This Wednesday in February 2022 is a day of celebration at Flutterwave, a Nigerian start-up marketing online payment solutions. « We have just raised $250 million, which makes us the most valuable start-up in Africa and will enable us to strengthen our expansion on the continent, » says Olubenga Agboola, the founder, from his offices in the upmarket districts of Lagos. The majority of the capital invested comes from America and confirms the trend: Nigerian « unicorns » [technology companies valued at more than one billion dollars, editor’s note] have the means to conquer their ambitions. Nigeria is a populous country, but it still holds the world record for the number of people living below the poverty line and has an economy the size of Ireland. A domestic market that is too small for its technology start-ups to attract the favour of foreign investors who, rightly or wrongly, perceive Africa as a homogeneous whole.

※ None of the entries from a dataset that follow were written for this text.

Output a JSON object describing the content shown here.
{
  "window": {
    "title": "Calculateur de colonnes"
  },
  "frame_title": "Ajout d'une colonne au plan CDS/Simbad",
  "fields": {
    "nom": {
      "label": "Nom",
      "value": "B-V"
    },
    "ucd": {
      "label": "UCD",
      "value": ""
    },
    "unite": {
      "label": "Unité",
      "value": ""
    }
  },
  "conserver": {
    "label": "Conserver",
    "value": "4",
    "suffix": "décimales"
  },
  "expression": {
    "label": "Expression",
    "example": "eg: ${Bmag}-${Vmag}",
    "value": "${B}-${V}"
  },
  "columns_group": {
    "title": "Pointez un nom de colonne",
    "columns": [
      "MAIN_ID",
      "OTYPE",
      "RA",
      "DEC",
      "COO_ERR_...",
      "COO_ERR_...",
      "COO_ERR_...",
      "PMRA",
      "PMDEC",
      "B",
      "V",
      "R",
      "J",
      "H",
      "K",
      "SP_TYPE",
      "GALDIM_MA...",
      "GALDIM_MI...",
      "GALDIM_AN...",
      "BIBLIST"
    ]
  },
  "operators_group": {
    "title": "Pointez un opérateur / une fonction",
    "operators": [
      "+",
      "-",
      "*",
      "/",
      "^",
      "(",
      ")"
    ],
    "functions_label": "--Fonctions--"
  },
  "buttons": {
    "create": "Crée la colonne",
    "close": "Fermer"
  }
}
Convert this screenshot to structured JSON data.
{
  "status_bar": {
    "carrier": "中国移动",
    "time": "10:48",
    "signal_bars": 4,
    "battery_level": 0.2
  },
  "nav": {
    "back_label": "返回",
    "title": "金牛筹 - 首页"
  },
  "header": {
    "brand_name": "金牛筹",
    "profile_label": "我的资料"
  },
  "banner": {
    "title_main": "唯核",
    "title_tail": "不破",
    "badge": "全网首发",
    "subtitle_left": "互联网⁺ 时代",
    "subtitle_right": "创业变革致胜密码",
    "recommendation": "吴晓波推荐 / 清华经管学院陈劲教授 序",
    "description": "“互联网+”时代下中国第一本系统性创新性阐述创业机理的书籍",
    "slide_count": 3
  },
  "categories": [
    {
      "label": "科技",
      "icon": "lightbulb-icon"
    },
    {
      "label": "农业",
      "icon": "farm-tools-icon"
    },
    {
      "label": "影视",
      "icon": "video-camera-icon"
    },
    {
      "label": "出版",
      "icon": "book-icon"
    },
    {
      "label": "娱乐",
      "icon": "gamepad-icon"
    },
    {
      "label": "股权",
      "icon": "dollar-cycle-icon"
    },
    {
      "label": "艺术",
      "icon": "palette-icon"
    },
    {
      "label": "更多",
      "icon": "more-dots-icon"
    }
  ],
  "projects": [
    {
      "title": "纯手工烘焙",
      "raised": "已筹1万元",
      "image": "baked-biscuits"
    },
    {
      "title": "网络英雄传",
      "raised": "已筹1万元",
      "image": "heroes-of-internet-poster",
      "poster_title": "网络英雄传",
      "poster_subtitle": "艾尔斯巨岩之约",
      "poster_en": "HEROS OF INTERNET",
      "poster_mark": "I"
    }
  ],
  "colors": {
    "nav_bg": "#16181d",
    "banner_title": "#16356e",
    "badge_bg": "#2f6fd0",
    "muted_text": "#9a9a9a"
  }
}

A dynamic of expansion
« We are present in 34 countries in sub-Saharan Africa, more than any other African start-up, which gives us extra value, » says Olubenga Agboola. And it doesn’t matter if the presence sometimes consists of a simple local partnership. The expansion dynamic is crucial for investors, as it guarantees a balance between risk and country, » explains Claude-Stéphanie Ngningha, a London-based banker who closely follows Nigerian tech. For example, the Nigerian economy is very dependent on oil price fluctuations, so it makes sense to counterbalance this with a presence in other countries with different strengths. While some companies need very little logistics to move from one country to another, like Flutterwave’s software, others have to move mountains with each new locationThe realities on the ground
« In Europe or the US, a start-up can rely on pre-existing infrastructure and public services to grow. But here, nothing like that: if you send a greeting card by post, it will arrive two years later! At Jumia, the African e-commerce giant that became Africa’s first « unicorn » in 2016, this ability to adapt has been taken for granted.
Online payment remains a challenge. In Nigeria, cash is still king. Many startups are successfully tackling this issue. Two of them are already valued at over a billion dollars.
« We had to create our own payment and logistics methods in the eleven countries where we operate. It wasn’t easy, but it now gives us a real competitive advantage, so much so that we have turned these two skills into a fully-fledged business », says Sacha Poignonnec, the co-founder. A capital-intensive effort, however, and one that is demanding on shareholders’ nerves: before the general stock market surge caused by the Covid-19 pandemic, Jumia had lost nearly 75% of its IPO value in April 2019. « Our revenues were still below our variable costs, that was expected, but it generated questions. Africa is a continent where you have to have a very long-term vision, » says Sacha Poignonnec.
Huge challenges to be met
The long term is a horizon that Mitchell Elegbe, founder of Interswitch and patriarch of the Nigerian tech scene, masters particularly well. Starting from scratch in 2002, the entrepreneur has democratised the use of cash cards in Nigeria and created a payment system that is now used by hundreds of other start-ups across the African continent. « Successful start-ups like Interswitch are important because they pave the way for other entrepreneurs to tackle the same issues, sometimes more effectively than we do ourselves. This creates a very healthy emulation, » says the impeccably dressed 40-year-old. Despite the company’s presence in twenty-six countries in sub-Saharan Africa, the conquest is far from complete: « There are still several virgin markets, such as the Democratic Republic of Congo, which is a huge country, but very backward. That’s our next target, » he says. The African economy has not finished hearing about Nigerian unicorns.